MINNEAPOLIS — Minnesota education officials say the waiver from the strict requirements of the No Child Left Behind education law will give them the flexibility and resources necessary to help struggling students. President Barack Obama announced the waiver on Thursday.
Instead of relying on one high-stakes annual standard test to determine if students are making “adequate yearly progress,” as defined by No Child Left Behind, Minnesota schools will use four indicators, said Sam Kramer, the state department of education’s federal educational policy specialist.
No Child Left Behind primarily affects schools with students from low-income families. Now, Kramer said, academic proficiency will no longer be the only measure of how the state is doing. Minnesota will also look at students’ growth from year to year.
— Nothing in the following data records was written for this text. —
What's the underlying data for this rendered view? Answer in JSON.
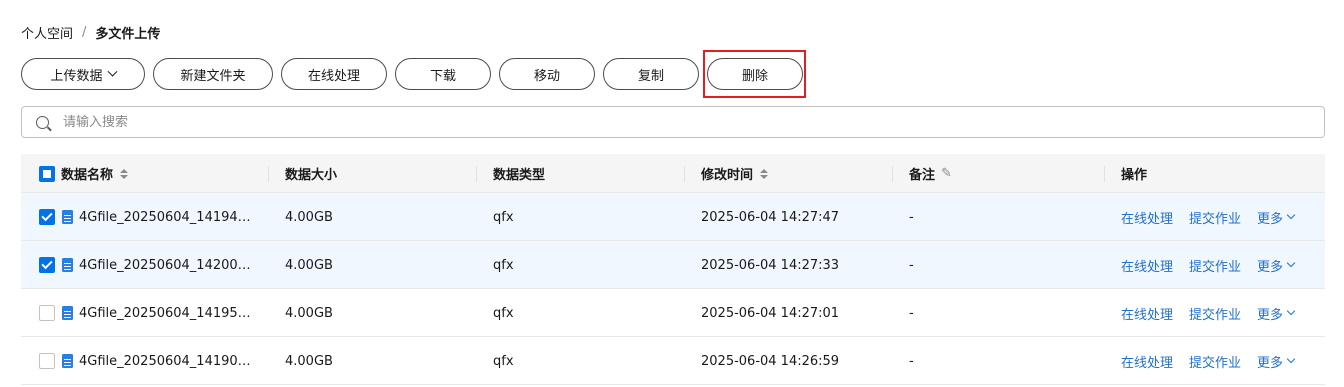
{
  "breadcrumb": {
    "parent": "个人空间",
    "separator": "/",
    "current": "多文件上传"
  },
  "toolbar": {
    "upload": "上传数据",
    "new_folder": "新建文件夹",
    "online_process": "在线处理",
    "download": "下载",
    "move": "移动",
    "copy": "复制",
    "delete": "删除"
  },
  "search": {
    "placeholder": "请输入搜索"
  },
  "table": {
    "headers": {
      "name": "数据名称",
      "size": "数据大小",
      "type": "数据类型",
      "modified": "修改时间",
      "note": "备注",
      "actions": "操作"
    },
    "rows": [
      {
        "checked": true,
        "name": "4Gfile_20250604_14194…",
        "size": "4.00GB",
        "type": "qfx",
        "modified": "2025-06-04 14:27:47",
        "note": "-",
        "action1": "在线处理",
        "action2": "提交作业",
        "action3": "更多"
      },
      {
        "checked": true,
        "name": "4Gfile_20250604_14200…",
        "size": "4.00GB",
        "type": "qfx",
        "modified": "2025-06-04 14:27:33",
        "note": "-",
        "action1": "在线处理",
        "action2": "提交作业",
        "action3": "更多"
      },
      {
        "checked": false,
        "name": "4Gfile_20250604_14195…",
        "size": "4.00GB",
        "type": "qfx",
        "modified": "2025-06-04 14:27:01",
        "note": "-",
        "action1": "在线处理",
        "action2": "提交作业",
        "action3": "更多"
      },
      {
        "checked": false,
        "name": "4Gfile_20250604_14190…",
        "size": "4.00GB",
        "type": "qfx",
        "modified": "2025-06-04 14:26:59",
        "note": "-",
        "action1": "在线处理",
        "action2": "提交作业",
        "action3": "更多"
      }
    ]
  },
  "colors": {
    "accent": "#0073e6",
    "link": "#1f6fd1",
    "highlight": "#e02020",
    "selected_row": "#f1f7fe"
  }
}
It will also look at how well schools are doing at reducing achievement gaps between white students and students of color, and focus not just on overall graduation rates, he said, but graduation rates for specific subgroups.
The bottom 5 percent of schools will be designated as “priority schools,” and they’ll have more flexibility to shake things up, Kramer said. The next lowest 10 percent will be deemed “focus schools,” and he said the state will work with them to reduce achievement gaps.
But Kramer said Minnesota will also recognize top-performing schools and determine what they’re doing right so struggling schools can adopt the best practices.
School officials said they’re relieved that they’ll get credit for students who are improving but not yet catching up to their peers. They also say teachers can focus more on a child’s overall education and less on teaching to achievement tests.
“It really takes some pressure off our teachers and allows them to teach, to work with individuals and to grow,” said John Thein, superintendent of Roseville Area Schools.
Tom Dooher, president of the statewide teachers’ union Education Minnesota, called the waiver good news. But Dooher, in a statement, said the union was concerned that the achievement gap goals in particular would be hard to meet without significant new spending for things like early childhood education and smaller class sizes.
No Child Left Behind is driven by test scores, penalizing schools that repeatedly fail to make adequate yearly progress by taking money away from those schools. The money is used to bus students elsewhere and fund outside tutoring.
“The old law had a lot of stick in it, and this has a lot more carrot,” said Donald Pascoe, director of research, assessment and accountability for the Osseo Area Schools. Pascoe said No Child Left Behind costs his district about $500,000 per year. Since money will now stay in the district, he said, the schools might choose to expand early childhood education or summer school programs, among other things.